Prompt: The reply should contain all of the data below, word for word.

Dataset rows for apps and sites:
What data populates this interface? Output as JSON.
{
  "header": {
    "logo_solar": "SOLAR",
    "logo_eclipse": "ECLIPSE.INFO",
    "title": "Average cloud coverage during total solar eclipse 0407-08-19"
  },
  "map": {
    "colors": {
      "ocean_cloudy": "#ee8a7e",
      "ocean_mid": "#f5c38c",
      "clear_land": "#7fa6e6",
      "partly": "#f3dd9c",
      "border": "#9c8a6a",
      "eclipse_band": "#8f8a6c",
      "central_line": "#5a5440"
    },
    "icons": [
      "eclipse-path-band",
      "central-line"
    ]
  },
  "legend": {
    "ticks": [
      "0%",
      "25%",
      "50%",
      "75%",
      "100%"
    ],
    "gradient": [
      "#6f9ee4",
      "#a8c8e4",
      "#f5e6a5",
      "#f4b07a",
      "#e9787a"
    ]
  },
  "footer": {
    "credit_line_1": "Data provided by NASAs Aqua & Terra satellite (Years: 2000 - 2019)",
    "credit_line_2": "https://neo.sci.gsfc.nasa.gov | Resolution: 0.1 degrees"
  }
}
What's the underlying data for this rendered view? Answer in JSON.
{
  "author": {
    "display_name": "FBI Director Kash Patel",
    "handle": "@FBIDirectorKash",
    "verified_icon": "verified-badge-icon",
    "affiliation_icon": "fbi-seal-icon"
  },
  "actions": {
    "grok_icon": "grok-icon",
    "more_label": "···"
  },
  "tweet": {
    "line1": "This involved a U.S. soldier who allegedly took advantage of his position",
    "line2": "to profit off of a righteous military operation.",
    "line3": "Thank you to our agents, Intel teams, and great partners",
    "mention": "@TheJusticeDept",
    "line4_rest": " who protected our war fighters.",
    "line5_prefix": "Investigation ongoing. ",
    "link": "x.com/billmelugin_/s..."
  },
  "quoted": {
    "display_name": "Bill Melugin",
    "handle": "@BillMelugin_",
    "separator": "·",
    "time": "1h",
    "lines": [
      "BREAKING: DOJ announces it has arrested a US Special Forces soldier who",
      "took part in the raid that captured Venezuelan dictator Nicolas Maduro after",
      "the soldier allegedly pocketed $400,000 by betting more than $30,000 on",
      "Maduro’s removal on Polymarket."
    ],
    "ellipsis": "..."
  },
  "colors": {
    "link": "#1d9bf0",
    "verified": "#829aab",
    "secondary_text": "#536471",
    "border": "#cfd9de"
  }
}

Result of this task:
What data populates this interface? Output as JSON.
{
  "header": {
    "logo_solar": "SOLAR",
    "logo_eclipse": "ECLIPSE.INFO",
    "title": "Average cloud coverage during total solar eclipse 0407-08-19"
  },
  "map": {
    "colors": {
      "ocean_cloudy": "#ee8a7e",
      "ocean_mid": "#f5c38c",
      "clear_land": "#7fa6e6",
      "partly": "#f3dd9c",
      "border": "#9c8a6a",
      "eclipse_band": "#8f8a6c",
      "central_line": "#5a5440"
    },
    "icons": [
      "eclipse-path-band",
      "central-line"
    ]
  },
  "legend": {
    "ticks": [
      "0%",
      "25%",
      "50%",
      "75%",
      "100%"
    ],
    "gradient": [
      "#6f9ee4",
      "#a8c8e4",
      "#f5e6a5",
      "#f4b07a",
      "#e9787a"
    ]
  },
  "footer": {
    "credit_line_1": "Data provided by NASAs Aqua & Terra satellite (Years: 2000 - 2019)",
    "credit_line_2": "https://neo.sci.gsfc.nasa.gov | Resolution: 0.1 degrees"
  }
}
What's the underlying data for this rendered view? Answer in JSON.
{
  "author": {
    "display_name": "FBI Director Kash Patel",
    "handle": "@FBIDirectorKash",
    "verified_icon": "verified-badge-icon",
    "affiliation_icon": "fbi-seal-icon"
  },
  "actions": {
    "grok_icon": "grok-icon",
    "more_label": "···"
  },
  "tweet": {
    "line1": "This involved a U.S. soldier who allegedly took advantage of his position",
    "line2": "to profit off of a righteous military operation.",
    "line3": "Thank you to our agents, Intel teams, and great partners",
    "mention": "@TheJusticeDept",
    "line4_rest": " who protected our war fighters.",
    "line5_prefix": "Investigation ongoing. ",
    "link": "x.com/billmelugin_/s..."
  },
  "quoted": {
    "display_name": "Bill Melugin",
    "handle": "@BillMelugin_",
    "separator": "·",
    "time": "1h",
    "lines": [
      "BREAKING: DOJ announces it has arrested a US Special Forces soldier who",
      "took part in the raid that captured Venezuelan dictator Nicolas Maduro after",
      "the soldier allegedly pocketed $400,000 by betting more than $30,000 on",
      "Maduro’s removal on Polymarket."
    ],
    "ellipsis": "..."
  },
  "colors": {
    "link": "#1d9bf0",
    "verified": "#829aab",
    "secondary_text": "#536471",
    "border": "#cfd9de"
  }
}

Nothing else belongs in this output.